Clive and Sarah are a retired couple with no savings. They asked us to see how they could find the money they needed for a new kitchen and to help their son get on the property ladder.
The couple are retired and in their early 70s. They live in a three-bedroom, semi-detached house in a beautiful, tree-lined street on the outskirts of York. After working hard for many years, Clive as a warehouse manager and Sarah as a supermarket cashier, they had managed to pay off their mortgage some years ago and are enjoying their retirement.
A lifetime home
The couple bought their home when they got married in their late 20s, at a cost of £8,600. Not a lot in today’s terms, but mortgage repayments were a stretch for them in 1977 and even more so when Sarah stopped work for a few years when their son, William, was born in 1978. Their property is now valued in the region of £300,000. They love their home and have no plans to move but would like to do some improvements to make things even more comfortable at home.
A helping hand for their son
Clive and Sarah dearly wanted to be able to help their only son and his young family onto the property ladder. William is 42, works as an NHS nurse in central York and has been renting for years. He hasn’t been able to save a deposit for a property and he and his family felt trapped in rented accommodation.
Equity release as a solution
Our specialist adviser discussed Clive and Sarah’s situation and recommended a lifetime mortgage, which allowed them to release a lump sum of £100,000 from their house. From this, Clive and Sarah spent £22,000 on their new dream kitchen and £13,000 on a climate-controlled conservatory. This left £65,000 to give to William.
Benefits for Clive and Sarah
Taking £100,000 out of the value of their home enabled Clive and Sarah to have the home improvements they wanted. In addition, the value of their house is likely to have increased as a direct result of making the improvements. Their lifestyle in retirement remains the same as before, as the lifetime mortgage does not require repayments. The interest charged builds up and is repaid at the same time as the lifetime mortgage. This will happen when they eventually move into a care home or pass away.
A brighter future for William
They were able to give William a substantial deposit to put towards his own home.
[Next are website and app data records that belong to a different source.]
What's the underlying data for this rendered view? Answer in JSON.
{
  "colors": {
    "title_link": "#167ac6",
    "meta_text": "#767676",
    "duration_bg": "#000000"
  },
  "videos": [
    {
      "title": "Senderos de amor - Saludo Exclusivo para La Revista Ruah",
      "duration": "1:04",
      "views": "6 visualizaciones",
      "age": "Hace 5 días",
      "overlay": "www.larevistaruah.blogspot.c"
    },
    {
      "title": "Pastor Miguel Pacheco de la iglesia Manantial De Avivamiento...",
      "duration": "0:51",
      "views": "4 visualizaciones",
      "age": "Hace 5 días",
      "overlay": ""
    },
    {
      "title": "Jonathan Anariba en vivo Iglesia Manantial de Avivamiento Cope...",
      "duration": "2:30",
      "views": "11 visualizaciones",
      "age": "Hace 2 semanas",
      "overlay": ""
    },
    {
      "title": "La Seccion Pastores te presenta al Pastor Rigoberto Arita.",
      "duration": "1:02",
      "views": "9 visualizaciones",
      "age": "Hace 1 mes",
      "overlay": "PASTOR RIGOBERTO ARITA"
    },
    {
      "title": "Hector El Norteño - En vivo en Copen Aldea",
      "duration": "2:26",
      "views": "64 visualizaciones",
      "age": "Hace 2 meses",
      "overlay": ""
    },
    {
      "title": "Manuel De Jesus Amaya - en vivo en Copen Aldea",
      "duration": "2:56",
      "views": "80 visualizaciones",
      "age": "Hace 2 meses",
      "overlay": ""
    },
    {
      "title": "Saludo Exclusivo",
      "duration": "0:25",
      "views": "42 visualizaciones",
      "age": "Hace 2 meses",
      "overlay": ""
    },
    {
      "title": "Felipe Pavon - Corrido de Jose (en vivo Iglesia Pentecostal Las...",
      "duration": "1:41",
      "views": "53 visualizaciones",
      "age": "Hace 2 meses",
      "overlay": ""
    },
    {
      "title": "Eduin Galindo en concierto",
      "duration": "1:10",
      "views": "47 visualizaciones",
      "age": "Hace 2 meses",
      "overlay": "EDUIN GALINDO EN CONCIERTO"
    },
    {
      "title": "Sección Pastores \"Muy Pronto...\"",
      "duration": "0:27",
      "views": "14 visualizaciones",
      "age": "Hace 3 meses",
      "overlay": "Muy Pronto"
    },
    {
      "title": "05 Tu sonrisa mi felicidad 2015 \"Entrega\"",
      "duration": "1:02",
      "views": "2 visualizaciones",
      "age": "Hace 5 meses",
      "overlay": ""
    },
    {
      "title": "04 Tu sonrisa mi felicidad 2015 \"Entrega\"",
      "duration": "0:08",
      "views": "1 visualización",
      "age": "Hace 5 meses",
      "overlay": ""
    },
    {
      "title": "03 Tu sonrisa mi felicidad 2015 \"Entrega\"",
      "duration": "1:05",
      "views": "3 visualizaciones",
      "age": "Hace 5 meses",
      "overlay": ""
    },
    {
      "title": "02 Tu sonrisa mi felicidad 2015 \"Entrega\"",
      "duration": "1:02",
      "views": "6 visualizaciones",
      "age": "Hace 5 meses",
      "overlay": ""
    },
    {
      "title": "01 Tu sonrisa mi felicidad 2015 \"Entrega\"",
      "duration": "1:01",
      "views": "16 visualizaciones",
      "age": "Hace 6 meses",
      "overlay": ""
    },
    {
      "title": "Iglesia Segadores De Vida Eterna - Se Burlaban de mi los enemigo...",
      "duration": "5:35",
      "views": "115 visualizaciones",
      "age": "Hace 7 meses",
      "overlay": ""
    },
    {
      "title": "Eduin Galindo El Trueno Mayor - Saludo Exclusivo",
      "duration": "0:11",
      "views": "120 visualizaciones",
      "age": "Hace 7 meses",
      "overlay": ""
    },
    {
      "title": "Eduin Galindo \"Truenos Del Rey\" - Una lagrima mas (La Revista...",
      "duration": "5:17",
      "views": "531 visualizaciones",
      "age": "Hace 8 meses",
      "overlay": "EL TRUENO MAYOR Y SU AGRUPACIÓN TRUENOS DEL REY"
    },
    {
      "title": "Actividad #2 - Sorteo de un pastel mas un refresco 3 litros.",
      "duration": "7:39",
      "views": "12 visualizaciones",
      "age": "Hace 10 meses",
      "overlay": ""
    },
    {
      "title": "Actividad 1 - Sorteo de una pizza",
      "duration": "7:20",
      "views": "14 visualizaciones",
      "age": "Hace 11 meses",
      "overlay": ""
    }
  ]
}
A larger deposit means he was able to get one of the best mortgage rates available and his monthly mortgage repayment is less than the monthly rent he was paying. This means he now has money for things like family holidays and savings.
As the lifetime mortgage has reduced the value of Clive and Sarah’s house, William is now likely to inherit less when they die, but he will still benefit from any growth in the value of his parents’ home.
Book a review of your finances
To book a no obligation initial consultation, which will take place by phone, call 08000 85 85 90 or email firstname.lastname@example.org or contact your usual Lighthouse Financial Adviser.
The initial consultation is designed to discover whether or not you would benefit from financial advice and there is no obligation on either side to proceed further. Any advice related fees will be clarified with you before any commitment to proceed.
* We have changed real names and other details to preserve anonymity. All financial details reflect the circumstances.
Your home may be repossessed if you do not keep up repayments on a mortgage or other loans secured on it. Equity release may involve a lifetime mortgage or a home reversion plan. To understand the features and risks, ask for a personalised illustration. Equity release may not be right for everyone. It may affect your entitlement to state benefits and will reduce the value of your estate.